▸ **About this exercise**: The full data, repeated exactly, is the only answer needed.

★ ★ ★ ★

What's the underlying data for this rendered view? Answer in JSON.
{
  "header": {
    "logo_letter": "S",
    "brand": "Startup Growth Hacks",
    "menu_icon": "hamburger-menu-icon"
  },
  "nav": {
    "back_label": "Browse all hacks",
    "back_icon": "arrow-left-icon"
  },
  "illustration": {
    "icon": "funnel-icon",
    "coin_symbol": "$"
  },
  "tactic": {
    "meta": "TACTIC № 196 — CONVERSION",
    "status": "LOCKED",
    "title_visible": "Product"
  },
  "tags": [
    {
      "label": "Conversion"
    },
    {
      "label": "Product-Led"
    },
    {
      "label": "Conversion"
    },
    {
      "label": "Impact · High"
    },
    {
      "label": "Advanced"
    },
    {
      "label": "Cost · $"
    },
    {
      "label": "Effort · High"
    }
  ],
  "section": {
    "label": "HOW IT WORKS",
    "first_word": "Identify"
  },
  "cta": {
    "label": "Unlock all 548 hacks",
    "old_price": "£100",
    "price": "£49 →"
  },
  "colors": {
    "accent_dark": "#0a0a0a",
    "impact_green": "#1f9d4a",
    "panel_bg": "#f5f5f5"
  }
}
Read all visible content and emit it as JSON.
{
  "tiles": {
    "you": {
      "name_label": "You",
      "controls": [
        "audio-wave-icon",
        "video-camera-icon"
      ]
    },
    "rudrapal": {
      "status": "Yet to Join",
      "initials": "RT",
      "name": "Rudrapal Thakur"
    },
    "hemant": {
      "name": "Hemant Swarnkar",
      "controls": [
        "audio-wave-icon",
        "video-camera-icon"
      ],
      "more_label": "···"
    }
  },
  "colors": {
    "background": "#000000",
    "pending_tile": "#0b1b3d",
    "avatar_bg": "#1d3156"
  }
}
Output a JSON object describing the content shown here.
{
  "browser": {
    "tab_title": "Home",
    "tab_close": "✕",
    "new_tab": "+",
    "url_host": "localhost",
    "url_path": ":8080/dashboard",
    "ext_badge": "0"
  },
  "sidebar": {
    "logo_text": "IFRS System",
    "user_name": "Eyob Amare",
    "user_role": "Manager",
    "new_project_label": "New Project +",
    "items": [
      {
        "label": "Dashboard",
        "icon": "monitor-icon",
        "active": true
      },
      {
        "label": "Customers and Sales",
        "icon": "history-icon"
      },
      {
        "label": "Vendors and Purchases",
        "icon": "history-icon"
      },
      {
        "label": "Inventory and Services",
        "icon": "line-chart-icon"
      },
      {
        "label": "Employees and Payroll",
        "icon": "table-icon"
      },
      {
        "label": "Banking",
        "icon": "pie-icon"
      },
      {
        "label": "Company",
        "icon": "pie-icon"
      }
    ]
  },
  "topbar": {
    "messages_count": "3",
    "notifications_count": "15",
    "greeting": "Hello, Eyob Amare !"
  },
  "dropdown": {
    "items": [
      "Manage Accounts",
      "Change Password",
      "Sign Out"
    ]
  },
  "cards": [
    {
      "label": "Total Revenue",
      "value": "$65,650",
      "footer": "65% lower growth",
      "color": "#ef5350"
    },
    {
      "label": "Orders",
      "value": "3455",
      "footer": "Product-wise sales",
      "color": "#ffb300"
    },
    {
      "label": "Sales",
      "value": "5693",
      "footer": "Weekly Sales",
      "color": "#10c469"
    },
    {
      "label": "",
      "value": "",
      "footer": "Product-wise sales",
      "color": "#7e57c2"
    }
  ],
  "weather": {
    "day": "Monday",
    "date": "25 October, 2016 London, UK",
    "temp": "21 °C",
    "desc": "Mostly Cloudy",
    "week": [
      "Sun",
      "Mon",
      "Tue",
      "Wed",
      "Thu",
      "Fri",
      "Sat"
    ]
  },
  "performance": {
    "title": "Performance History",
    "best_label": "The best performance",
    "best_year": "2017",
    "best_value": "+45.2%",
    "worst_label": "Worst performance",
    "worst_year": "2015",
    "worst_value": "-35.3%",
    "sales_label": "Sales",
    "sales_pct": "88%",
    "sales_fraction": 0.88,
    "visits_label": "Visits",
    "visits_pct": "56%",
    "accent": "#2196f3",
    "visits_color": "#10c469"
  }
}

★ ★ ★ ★

▸ **Task output**:
What's the underlying data for this rendered view? Answer in JSON.
{
  "header": {
    "logo_letter": "S",
    "brand": "Startup Growth Hacks",
    "menu_icon": "hamburger-menu-icon"
  },
  "nav": {
    "back_label": "Browse all hacks",
    "back_icon": "arrow-left-icon"
  },
  "illustration": {
    "icon": "funnel-icon",
    "coin_symbol": "$"
  },
  "tactic": {
    "meta": "TACTIC № 196 — CONVERSION",
    "status": "LOCKED",
    "title_visible": "Product"
  },
  "tags": [
    {
      "label": "Conversion"
    },
    {
      "label": "Product-Led"
    },
    {
      "label": "Conversion"
    },
    {
      "label": "Impact · High"
    },
    {
      "label": "Advanced"
    },
    {
      "label": "Cost · $"
    },
    {
      "label": "Effort · High"
    }
  ],
  "section": {
    "label": "HOW IT WORKS",
    "first_word": "Identify"
  },
  "cta": {
    "label": "Unlock all 548 hacks",
    "old_price": "£100",
    "price": "£49 →"
  },
  "colors": {
    "accent_dark": "#0a0a0a",
    "impact_green": "#1f9d4a",
    "panel_bg": "#f5f5f5"
  }
}
Read all visible content and emit it as JSON.
{
  "tiles": {
    "you": {
      "name_label": "You",
      "controls": [
        "audio-wave-icon",
        "video-camera-icon"
      ]
    },
    "rudrapal": {
      "status": "Yet to Join",
      "initials": "RT",
      "name": "Rudrapal Thakur"
    },
    "hemant": {
      "name": "Hemant Swarnkar",
      "controls": [
        "audio-wave-icon",
        "video-camera-icon"
      ],
      "more_label": "···"
    }
  },
  "colors": {
    "background": "#000000",
    "pending_tile": "#0b1b3d",
    "avatar_bg": "#1d3156"
  }
}
Output a JSON object describing the content shown here.
{
  "browser": {
    "tab_title": "Home",
    "tab_close": "✕",
    "new_tab": "+",
    "url_host": "localhost",
    "url_path": ":8080/dashboard",
    "ext_badge": "0"
  },
  "sidebar": {
    "logo_text": "IFRS System",
    "user_name": "Eyob Amare",
    "user_role": "Manager",
    "new_project_label": "New Project +",
    "items": [
      {
        "label": "Dashboard",
        "icon": "monitor-icon",
        "active": true
      },
      {
        "label": "Customers and Sales",
        "icon": "history-icon"
      },
      {
        "label": "Vendors and Purchases",
        "icon": "history-icon"
      },
      {
        "label": "Inventory and Services",
        "icon": "line-chart-icon"
      },
      {
        "label": "Employees and Payroll",
        "icon": "table-icon"
      },
      {
        "label": "Banking",
        "icon": "pie-icon"
      },
      {
        "label": "Company",
        "icon": "pie-icon"
      }
    ]
  },
  "topbar": {
    "messages_count": "3",
    "notifications_count": "15",
    "greeting": "Hello, Eyob Amare !"
  },
  "dropdown": {
    "items": [
      "Manage Accounts",
      "Change Password",
      "Sign Out"
    ]
  },
  "cards": [
    {
      "label": "Total Revenue",
      "value": "$65,650",
      "footer": "65% lower growth",
      "color": "#ef5350"
    },
    {
      "label": "Orders",
      "value": "3455",
      "footer": "Product-wise sales",
      "color": "#ffb300"
    },
    {
      "label": "Sales",
      "value": "5693",
      "footer": "Weekly Sales",
      "color": "#10c469"
    },
    {
      "label": "",
      "value": "",
      "footer": "Product-wise sales",
      "color": "#7e57c2"
    }
  ],
  "weather": {
    "day": "Monday",
    "date": "25 October, 2016 London, UK",
    "temp": "21 °C",
    "desc": "Mostly Cloudy",
    "week": [
      "Sun",
      "Mon",
      "Tue",
      "Wed",
      "Thu",
      "Fri",
      "Sat"
    ]
  },
  "performance": {
    "title": "Performance History",
    "best_label": "The best performance",
    "best_year": "2017",
    "best_value": "+45.2%",
    "worst_label": "Worst performance",
    "worst_year": "2015",
    "worst_value": "-35.3%",
    "sales_label": "Sales",
    "sales_pct": "88%",
    "sales_fraction": 0.88,
    "visits_label": "Visits",
    "visits_pct": "56%",
    "accent": "#2196f3",
    "visits_color": "#10c469"
  }
}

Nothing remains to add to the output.